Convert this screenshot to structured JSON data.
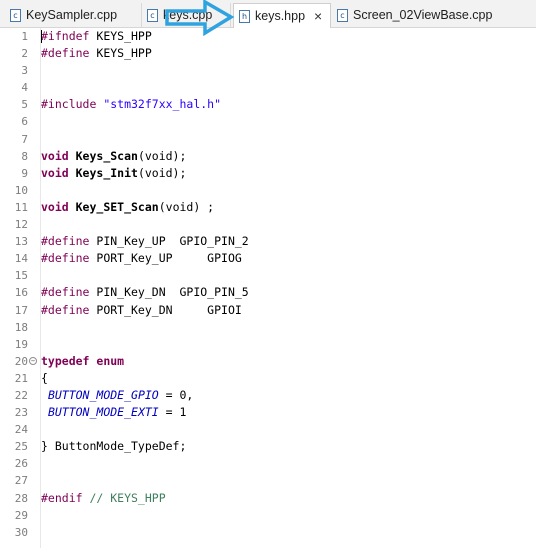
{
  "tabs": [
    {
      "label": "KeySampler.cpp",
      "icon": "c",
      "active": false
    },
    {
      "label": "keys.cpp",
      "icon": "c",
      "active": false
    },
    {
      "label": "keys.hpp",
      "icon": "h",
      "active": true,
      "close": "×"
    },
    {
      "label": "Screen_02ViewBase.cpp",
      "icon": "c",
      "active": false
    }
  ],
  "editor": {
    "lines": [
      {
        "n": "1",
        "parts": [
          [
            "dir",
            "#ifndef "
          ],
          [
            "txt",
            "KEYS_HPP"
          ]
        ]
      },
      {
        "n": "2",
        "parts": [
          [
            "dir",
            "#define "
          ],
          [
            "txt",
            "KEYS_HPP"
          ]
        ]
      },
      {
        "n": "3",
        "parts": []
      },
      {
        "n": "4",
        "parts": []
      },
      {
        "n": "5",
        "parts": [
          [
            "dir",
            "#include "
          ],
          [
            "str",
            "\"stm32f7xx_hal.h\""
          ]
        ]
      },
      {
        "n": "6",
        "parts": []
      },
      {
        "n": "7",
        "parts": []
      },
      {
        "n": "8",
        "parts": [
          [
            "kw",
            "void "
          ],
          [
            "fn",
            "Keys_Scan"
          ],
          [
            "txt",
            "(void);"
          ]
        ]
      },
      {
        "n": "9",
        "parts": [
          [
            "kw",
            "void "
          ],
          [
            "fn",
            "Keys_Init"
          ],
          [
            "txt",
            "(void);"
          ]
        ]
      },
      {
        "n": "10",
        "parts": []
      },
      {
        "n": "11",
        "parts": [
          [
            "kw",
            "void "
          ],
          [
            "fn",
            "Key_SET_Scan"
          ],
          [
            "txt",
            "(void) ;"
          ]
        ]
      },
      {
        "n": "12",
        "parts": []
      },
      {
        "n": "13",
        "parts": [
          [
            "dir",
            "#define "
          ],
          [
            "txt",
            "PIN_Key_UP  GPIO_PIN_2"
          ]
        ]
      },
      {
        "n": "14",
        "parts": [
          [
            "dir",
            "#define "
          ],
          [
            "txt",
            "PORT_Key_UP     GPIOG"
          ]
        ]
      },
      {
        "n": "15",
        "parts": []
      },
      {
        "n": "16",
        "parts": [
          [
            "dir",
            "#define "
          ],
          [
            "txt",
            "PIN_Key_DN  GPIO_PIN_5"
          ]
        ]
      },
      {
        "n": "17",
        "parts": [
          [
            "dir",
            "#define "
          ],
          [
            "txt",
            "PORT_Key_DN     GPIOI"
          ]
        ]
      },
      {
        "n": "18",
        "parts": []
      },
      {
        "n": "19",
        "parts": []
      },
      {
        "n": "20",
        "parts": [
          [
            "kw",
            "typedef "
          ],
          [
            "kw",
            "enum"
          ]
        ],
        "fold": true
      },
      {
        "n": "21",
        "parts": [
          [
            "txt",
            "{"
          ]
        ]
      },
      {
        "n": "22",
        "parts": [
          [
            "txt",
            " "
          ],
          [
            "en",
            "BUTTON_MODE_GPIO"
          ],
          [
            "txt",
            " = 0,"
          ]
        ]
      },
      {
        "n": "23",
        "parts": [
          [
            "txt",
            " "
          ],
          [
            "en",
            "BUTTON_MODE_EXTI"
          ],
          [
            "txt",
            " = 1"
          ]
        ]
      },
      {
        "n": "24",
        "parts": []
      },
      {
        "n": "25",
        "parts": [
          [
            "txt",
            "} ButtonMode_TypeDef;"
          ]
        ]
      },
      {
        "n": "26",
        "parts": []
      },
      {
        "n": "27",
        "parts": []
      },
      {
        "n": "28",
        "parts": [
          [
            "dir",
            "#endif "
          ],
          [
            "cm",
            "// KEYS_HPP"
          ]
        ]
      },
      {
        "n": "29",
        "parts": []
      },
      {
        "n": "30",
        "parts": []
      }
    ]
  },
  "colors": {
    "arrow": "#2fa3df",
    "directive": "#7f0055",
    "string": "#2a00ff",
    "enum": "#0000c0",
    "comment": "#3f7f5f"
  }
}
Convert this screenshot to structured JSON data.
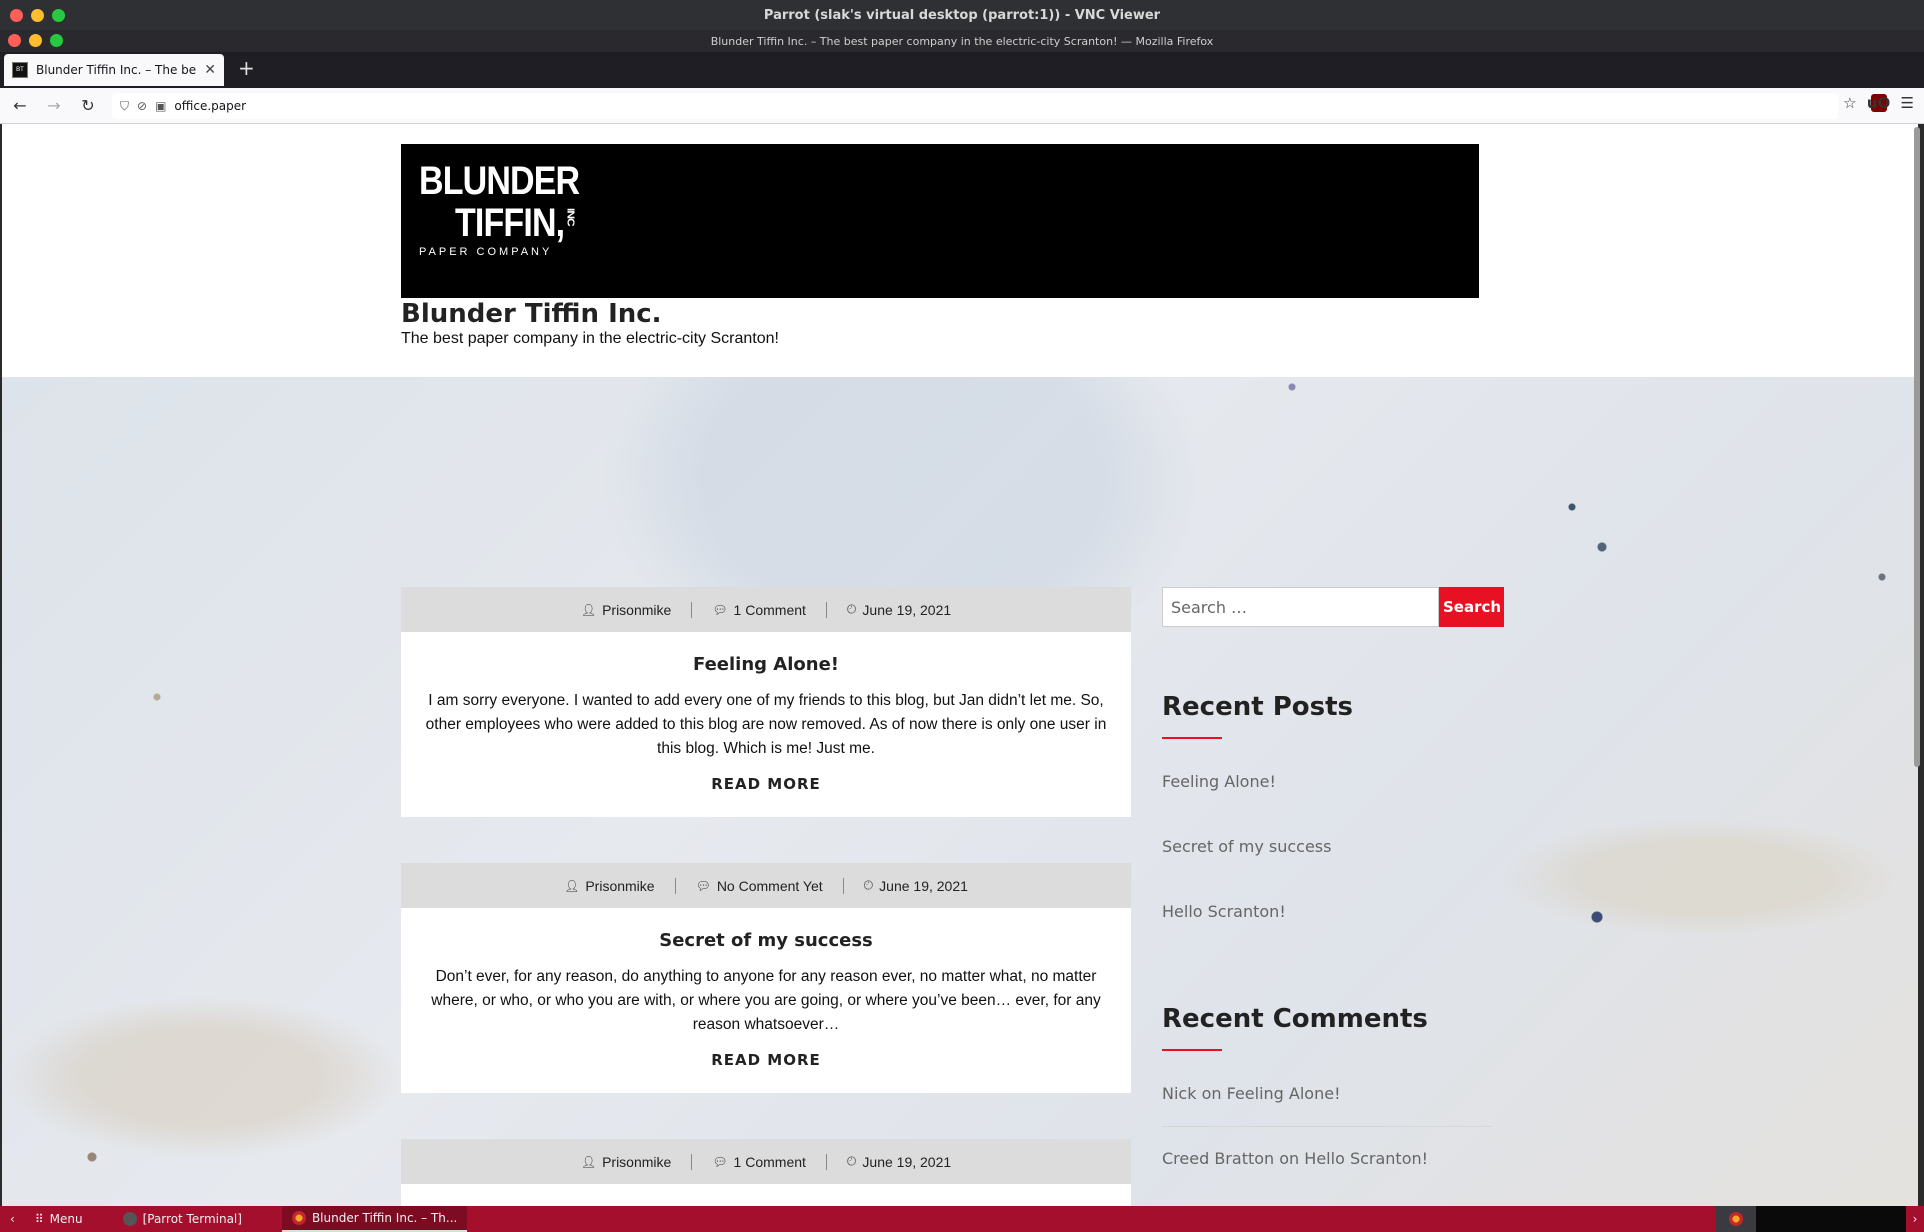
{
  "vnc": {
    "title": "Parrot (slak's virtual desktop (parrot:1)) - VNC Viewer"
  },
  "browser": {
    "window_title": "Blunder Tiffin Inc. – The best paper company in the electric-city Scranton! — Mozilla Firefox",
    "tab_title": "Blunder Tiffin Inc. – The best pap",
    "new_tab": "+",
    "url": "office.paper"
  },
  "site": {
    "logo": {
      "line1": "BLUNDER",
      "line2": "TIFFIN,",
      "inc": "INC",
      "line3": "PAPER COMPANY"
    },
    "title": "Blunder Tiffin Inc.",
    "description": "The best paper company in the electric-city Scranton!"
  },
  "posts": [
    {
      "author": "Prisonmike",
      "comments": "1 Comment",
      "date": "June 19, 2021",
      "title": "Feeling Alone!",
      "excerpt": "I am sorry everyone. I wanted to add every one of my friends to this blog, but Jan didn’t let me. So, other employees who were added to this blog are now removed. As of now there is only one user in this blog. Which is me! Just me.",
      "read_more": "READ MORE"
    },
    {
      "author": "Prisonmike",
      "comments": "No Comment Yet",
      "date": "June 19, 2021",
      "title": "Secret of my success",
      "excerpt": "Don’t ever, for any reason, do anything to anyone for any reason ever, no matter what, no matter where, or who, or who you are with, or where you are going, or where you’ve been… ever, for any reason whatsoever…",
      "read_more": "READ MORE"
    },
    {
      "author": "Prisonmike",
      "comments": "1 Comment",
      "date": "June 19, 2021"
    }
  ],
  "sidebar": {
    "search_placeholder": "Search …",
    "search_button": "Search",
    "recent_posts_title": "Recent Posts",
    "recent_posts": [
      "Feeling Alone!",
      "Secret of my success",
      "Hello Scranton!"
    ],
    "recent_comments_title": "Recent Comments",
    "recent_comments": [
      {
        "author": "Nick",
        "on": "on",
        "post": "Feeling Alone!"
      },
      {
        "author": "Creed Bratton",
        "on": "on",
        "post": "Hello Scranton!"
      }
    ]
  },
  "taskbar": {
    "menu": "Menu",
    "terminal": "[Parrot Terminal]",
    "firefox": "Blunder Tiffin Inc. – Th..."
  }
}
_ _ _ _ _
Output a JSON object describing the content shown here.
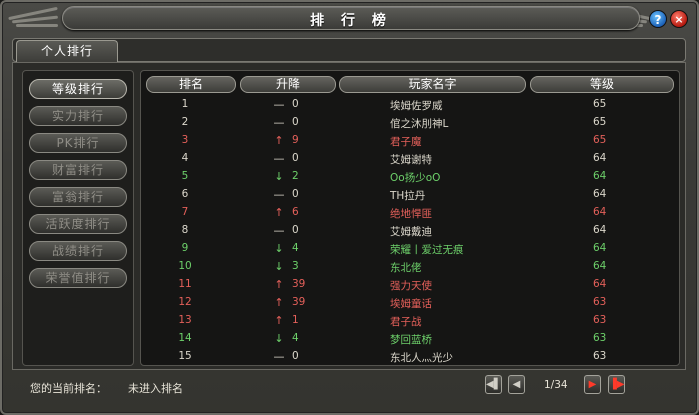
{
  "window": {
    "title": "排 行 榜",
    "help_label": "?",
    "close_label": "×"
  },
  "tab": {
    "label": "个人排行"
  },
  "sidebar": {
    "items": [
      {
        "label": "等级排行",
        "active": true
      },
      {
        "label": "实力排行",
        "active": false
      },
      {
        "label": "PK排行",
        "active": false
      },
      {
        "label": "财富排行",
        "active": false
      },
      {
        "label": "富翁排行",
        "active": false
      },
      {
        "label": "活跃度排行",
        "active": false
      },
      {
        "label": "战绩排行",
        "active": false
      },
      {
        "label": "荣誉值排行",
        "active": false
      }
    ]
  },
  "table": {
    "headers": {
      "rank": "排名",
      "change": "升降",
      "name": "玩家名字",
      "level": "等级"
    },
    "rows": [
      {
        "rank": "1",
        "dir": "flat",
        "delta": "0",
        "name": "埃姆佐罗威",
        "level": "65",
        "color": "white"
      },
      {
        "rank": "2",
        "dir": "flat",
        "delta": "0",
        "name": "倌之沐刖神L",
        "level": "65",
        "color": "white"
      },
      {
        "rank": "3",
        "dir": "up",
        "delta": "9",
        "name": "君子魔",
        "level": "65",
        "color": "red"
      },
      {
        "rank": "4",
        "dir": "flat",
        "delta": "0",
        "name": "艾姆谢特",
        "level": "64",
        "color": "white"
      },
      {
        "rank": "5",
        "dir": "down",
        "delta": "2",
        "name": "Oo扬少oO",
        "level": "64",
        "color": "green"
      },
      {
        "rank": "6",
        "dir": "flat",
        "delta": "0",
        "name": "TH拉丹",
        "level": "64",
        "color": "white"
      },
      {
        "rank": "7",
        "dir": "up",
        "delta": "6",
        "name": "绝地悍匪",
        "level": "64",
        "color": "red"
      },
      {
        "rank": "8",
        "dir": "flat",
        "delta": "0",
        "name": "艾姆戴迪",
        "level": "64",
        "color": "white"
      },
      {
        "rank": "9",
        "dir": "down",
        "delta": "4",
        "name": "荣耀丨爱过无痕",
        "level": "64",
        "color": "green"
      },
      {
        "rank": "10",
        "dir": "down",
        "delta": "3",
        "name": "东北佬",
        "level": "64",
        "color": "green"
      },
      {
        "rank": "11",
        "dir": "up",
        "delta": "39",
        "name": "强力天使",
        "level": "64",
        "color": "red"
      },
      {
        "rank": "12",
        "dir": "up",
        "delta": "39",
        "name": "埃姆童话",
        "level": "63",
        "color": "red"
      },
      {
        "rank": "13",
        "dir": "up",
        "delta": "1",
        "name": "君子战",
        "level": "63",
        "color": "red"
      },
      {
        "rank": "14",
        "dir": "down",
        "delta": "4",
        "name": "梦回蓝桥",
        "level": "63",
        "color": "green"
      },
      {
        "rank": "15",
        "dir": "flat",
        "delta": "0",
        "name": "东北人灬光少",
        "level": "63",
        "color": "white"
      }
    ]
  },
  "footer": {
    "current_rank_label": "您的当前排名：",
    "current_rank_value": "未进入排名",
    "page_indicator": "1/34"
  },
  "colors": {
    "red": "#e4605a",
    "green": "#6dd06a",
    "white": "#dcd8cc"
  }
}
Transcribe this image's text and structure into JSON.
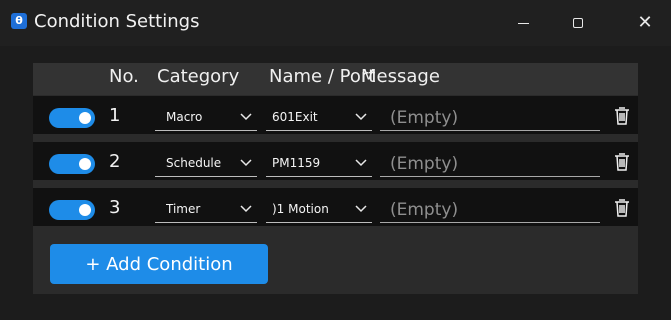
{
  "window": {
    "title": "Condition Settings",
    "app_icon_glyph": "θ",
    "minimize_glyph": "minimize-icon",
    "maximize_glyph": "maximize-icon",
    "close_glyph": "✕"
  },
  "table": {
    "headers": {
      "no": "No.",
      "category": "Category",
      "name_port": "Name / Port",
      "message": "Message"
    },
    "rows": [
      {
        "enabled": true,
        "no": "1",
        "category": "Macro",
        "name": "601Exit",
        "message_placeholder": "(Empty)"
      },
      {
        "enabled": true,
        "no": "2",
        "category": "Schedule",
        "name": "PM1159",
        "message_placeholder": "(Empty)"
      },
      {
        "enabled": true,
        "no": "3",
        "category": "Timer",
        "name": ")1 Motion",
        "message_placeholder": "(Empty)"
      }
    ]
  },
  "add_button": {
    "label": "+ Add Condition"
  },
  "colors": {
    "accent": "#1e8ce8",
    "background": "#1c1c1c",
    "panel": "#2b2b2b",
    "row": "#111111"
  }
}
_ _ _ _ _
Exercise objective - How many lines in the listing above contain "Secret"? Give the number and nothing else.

Your response - 2